- _Task prompt_
The expected output is the data itself, duplicated in full.

Collection entries:
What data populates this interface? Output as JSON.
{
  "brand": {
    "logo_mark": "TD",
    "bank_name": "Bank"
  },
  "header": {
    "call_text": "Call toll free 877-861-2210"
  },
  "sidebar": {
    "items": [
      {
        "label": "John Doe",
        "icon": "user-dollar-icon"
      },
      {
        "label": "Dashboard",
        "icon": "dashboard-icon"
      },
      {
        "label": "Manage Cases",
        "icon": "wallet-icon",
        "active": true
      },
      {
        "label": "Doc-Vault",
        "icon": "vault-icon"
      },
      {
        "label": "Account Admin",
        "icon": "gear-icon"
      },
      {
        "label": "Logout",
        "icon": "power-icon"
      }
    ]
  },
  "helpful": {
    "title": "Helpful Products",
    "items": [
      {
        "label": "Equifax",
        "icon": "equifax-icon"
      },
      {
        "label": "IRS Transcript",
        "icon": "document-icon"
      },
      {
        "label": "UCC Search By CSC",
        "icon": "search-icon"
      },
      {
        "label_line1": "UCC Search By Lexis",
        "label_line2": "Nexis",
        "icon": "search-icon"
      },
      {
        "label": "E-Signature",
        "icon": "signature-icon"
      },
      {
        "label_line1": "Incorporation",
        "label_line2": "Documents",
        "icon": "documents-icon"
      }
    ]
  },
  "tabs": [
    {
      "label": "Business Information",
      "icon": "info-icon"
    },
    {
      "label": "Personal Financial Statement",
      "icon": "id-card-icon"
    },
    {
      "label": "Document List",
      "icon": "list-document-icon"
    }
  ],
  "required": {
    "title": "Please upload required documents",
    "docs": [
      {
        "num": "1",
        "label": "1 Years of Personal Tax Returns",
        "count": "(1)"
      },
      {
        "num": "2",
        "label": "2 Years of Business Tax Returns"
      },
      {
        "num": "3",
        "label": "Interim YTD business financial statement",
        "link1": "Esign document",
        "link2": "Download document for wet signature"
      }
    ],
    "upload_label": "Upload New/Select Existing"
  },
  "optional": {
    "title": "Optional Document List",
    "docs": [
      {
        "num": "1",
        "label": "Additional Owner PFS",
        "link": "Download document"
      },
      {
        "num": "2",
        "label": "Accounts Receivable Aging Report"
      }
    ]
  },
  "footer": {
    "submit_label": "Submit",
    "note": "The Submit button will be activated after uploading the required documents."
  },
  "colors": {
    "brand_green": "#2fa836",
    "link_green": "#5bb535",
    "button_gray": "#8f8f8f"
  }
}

- _Solution to the problem_
What data populates this interface? Output as JSON.
{
  "brand": {
    "logo_mark": "TD",
    "bank_name": "Bank"
  },
  "header": {
    "call_text": "Call toll free 877-861-2210"
  },
  "sidebar": {
    "items": [
      {
        "label": "John Doe",
        "icon": "user-dollar-icon"
      },
      {
        "label": "Dashboard",
        "icon": "dashboard-icon"
      },
      {
        "label": "Manage Cases",
        "icon": "wallet-icon",
        "active": true
      },
      {
        "label": "Doc-Vault",
        "icon": "vault-icon"
      },
      {
        "label": "Account Admin",
        "icon": "gear-icon"
      },
      {
        "label": "Logout",
        "icon": "power-icon"
      }
    ]
  },
  "helpful": {
    "title": "Helpful Products",
    "items": [
      {
        "label": "Equifax",
        "icon": "equifax-icon"
      },
      {
        "label": "IRS Transcript",
        "icon": "document-icon"
      },
      {
        "label": "UCC Search By CSC",
        "icon": "search-icon"
      },
      {
        "label_line1": "UCC Search By Lexis",
        "label_line2": "Nexis",
        "icon": "search-icon"
      },
      {
        "label": "E-Signature",
        "icon": "signature-icon"
      },
      {
        "label_line1": "Incorporation",
        "label_line2": "Documents",
        "icon": "documents-icon"
      }
    ]
  },
  "tabs": [
    {
      "label": "Business Information",
      "icon": "info-icon"
    },
    {
      "label": "Personal Financial Statement",
      "icon": "id-card-icon"
    },
    {
      "label": "Document List",
      "icon": "list-document-icon"
    }
  ],
  "required": {
    "title": "Please upload required documents",
    "docs": [
      {
        "num": "1",
        "label": "1 Years of Personal Tax Returns",
        "count": "(1)"
      },
      {
        "num": "2",
        "label": "2 Years of Business Tax Returns"
      },
      {
        "num": "3",
        "label": "Interim YTD business financial statement",
        "link1": "Esign document",
        "link2": "Download document for wet signature"
      }
    ],
    "upload_label": "Upload New/Select Existing"
  },
  "optional": {
    "title": "Optional Document List",
    "docs": [
      {
        "num": "1",
        "label": "Additional Owner PFS",
        "link": "Download document"
      },
      {
        "num": "2",
        "label": "Accounts Receivable Aging Report"
      }
    ]
  },
  "footer": {
    "submit_label": "Submit",
    "note": "The Submit button will be activated after uploading the required documents."
  },
  "colors": {
    "brand_green": "#2fa836",
    "link_green": "#5bb535",
    "button_gray": "#8f8f8f"
  }
}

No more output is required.